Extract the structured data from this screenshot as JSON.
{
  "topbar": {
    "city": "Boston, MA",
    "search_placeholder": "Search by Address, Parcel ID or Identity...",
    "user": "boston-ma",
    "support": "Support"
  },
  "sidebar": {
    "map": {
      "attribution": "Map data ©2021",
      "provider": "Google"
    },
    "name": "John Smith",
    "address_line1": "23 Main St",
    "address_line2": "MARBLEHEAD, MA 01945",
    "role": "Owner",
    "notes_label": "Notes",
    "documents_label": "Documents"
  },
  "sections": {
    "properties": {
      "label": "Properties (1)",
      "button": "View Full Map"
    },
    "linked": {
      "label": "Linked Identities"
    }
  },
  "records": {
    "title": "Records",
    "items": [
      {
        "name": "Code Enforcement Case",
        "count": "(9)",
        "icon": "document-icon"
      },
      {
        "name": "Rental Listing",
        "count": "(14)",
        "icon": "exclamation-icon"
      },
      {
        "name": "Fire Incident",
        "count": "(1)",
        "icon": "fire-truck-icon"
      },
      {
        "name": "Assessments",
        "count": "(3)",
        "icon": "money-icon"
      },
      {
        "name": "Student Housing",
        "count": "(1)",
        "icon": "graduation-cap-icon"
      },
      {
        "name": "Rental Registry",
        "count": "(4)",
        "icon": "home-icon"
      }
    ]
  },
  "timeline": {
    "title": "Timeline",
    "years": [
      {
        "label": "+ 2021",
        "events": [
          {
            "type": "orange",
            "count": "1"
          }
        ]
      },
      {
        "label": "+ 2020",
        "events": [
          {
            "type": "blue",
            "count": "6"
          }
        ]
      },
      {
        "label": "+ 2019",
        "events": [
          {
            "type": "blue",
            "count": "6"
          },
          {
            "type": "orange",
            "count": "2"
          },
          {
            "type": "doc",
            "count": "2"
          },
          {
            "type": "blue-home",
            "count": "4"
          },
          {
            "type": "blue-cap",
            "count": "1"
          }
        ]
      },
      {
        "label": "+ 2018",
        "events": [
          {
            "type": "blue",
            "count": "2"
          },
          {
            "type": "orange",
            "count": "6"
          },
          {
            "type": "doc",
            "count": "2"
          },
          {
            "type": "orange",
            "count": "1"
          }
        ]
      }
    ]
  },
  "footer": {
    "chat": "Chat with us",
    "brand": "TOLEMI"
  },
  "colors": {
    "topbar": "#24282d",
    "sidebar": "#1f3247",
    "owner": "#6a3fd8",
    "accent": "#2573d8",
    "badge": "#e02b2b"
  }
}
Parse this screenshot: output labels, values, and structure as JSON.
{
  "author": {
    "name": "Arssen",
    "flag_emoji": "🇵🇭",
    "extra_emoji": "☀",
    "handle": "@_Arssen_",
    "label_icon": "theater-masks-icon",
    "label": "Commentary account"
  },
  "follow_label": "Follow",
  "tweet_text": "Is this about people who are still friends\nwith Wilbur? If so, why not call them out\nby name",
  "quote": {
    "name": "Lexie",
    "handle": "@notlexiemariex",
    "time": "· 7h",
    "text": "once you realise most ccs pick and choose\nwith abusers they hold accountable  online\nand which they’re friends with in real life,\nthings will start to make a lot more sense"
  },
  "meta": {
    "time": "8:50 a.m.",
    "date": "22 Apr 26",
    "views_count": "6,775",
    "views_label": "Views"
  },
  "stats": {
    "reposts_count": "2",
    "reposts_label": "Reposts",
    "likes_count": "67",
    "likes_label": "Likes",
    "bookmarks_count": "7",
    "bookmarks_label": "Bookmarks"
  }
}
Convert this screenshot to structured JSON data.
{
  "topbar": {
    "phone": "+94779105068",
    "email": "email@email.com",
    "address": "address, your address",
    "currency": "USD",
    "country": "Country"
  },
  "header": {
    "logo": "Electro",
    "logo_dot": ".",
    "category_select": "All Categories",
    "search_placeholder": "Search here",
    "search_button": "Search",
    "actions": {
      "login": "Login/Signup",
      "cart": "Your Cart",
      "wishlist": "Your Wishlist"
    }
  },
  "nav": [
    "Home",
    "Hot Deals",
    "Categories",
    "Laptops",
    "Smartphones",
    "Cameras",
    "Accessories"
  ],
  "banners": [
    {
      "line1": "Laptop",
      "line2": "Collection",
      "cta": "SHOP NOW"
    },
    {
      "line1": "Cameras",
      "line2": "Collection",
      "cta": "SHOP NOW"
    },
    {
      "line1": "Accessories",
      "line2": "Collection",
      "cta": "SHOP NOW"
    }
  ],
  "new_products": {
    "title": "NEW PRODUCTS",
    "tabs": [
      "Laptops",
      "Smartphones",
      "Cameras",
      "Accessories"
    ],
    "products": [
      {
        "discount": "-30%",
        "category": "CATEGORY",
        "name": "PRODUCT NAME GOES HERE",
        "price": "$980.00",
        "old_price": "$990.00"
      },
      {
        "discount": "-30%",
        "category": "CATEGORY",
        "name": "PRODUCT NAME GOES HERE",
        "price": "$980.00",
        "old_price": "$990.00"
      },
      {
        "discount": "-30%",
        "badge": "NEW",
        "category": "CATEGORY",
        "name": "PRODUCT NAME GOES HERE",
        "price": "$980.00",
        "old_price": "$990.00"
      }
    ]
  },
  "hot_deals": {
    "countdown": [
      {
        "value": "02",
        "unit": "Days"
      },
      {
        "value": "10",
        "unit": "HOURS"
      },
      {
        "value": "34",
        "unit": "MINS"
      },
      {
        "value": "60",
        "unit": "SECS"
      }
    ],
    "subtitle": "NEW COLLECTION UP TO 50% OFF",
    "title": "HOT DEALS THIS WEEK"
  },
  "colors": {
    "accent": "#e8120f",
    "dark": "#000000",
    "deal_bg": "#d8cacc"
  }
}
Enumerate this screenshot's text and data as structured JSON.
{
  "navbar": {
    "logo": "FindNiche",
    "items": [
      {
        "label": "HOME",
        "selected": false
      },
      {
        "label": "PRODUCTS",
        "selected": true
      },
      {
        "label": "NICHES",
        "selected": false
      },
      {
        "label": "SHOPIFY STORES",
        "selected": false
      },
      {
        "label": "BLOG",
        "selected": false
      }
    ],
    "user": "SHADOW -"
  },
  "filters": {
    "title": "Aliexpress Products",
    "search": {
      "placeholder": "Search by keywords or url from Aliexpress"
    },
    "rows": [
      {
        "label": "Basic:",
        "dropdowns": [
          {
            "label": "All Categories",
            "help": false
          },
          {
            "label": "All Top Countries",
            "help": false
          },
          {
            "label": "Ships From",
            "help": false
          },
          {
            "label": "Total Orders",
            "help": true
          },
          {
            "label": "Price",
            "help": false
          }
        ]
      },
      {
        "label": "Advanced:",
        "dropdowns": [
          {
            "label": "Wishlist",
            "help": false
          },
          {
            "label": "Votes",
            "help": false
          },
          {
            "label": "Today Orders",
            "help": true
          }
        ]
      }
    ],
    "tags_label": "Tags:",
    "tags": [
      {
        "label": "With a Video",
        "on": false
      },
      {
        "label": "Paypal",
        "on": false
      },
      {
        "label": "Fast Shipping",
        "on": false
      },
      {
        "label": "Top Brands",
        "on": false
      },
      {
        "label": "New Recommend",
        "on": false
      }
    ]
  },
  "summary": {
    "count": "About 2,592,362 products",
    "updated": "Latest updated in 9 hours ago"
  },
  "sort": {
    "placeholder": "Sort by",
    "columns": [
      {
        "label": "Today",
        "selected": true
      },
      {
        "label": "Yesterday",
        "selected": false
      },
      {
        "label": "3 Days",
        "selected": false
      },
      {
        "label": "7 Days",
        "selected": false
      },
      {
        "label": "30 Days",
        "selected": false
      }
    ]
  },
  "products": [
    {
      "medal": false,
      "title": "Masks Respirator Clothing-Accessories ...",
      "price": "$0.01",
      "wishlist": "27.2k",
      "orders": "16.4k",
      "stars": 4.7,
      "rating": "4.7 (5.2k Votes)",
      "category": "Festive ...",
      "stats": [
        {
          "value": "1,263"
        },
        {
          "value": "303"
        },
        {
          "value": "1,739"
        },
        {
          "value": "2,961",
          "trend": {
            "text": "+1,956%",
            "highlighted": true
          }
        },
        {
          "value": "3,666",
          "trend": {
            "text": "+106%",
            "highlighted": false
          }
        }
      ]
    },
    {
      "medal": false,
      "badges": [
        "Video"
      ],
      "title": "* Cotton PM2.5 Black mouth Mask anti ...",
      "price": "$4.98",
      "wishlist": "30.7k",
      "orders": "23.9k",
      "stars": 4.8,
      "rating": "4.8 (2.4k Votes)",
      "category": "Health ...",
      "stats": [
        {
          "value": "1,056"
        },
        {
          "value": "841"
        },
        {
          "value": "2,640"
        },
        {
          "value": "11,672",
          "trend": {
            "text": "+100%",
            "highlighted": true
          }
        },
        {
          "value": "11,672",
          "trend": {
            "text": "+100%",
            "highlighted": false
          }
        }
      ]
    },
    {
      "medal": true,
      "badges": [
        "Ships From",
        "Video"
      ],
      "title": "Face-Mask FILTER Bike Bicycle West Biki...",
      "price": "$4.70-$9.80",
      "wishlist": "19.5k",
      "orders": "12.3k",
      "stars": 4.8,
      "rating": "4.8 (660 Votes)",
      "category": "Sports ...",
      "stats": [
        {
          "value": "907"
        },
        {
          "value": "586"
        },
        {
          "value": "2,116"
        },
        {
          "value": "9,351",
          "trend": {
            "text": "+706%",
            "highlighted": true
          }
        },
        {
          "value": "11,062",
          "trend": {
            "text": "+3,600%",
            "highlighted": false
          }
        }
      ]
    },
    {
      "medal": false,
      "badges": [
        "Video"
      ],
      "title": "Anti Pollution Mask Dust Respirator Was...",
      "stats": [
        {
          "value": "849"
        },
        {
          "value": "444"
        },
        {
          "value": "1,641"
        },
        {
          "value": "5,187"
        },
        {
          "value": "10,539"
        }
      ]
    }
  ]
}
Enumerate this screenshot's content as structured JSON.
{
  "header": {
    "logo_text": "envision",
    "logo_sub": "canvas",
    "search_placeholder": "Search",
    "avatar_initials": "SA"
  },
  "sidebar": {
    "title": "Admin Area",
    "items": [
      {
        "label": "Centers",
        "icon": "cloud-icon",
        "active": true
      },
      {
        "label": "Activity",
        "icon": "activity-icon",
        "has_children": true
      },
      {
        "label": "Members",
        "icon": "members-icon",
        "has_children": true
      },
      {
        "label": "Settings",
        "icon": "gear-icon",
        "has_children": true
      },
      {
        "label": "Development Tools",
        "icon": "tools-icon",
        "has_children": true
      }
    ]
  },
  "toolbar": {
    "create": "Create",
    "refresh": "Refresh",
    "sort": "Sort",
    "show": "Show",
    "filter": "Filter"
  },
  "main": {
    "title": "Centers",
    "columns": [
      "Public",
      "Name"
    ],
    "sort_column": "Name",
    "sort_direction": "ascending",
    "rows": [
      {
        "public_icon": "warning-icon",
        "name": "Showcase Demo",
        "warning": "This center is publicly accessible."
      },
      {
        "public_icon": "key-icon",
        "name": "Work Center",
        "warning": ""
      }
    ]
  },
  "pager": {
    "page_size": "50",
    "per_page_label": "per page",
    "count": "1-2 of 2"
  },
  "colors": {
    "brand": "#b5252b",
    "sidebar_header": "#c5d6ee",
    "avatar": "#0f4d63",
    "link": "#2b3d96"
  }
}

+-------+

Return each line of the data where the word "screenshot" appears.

RESPONSE AREA:
Extract the structured data from this screenshot as JSON.
Parse this screenshot: output labels, values, and structure as JSON.
Convert this screenshot to structured JSON data.
Enumerate this screenshot's text and data as structured JSON.
Enumerate this screenshot's content as structured JSON.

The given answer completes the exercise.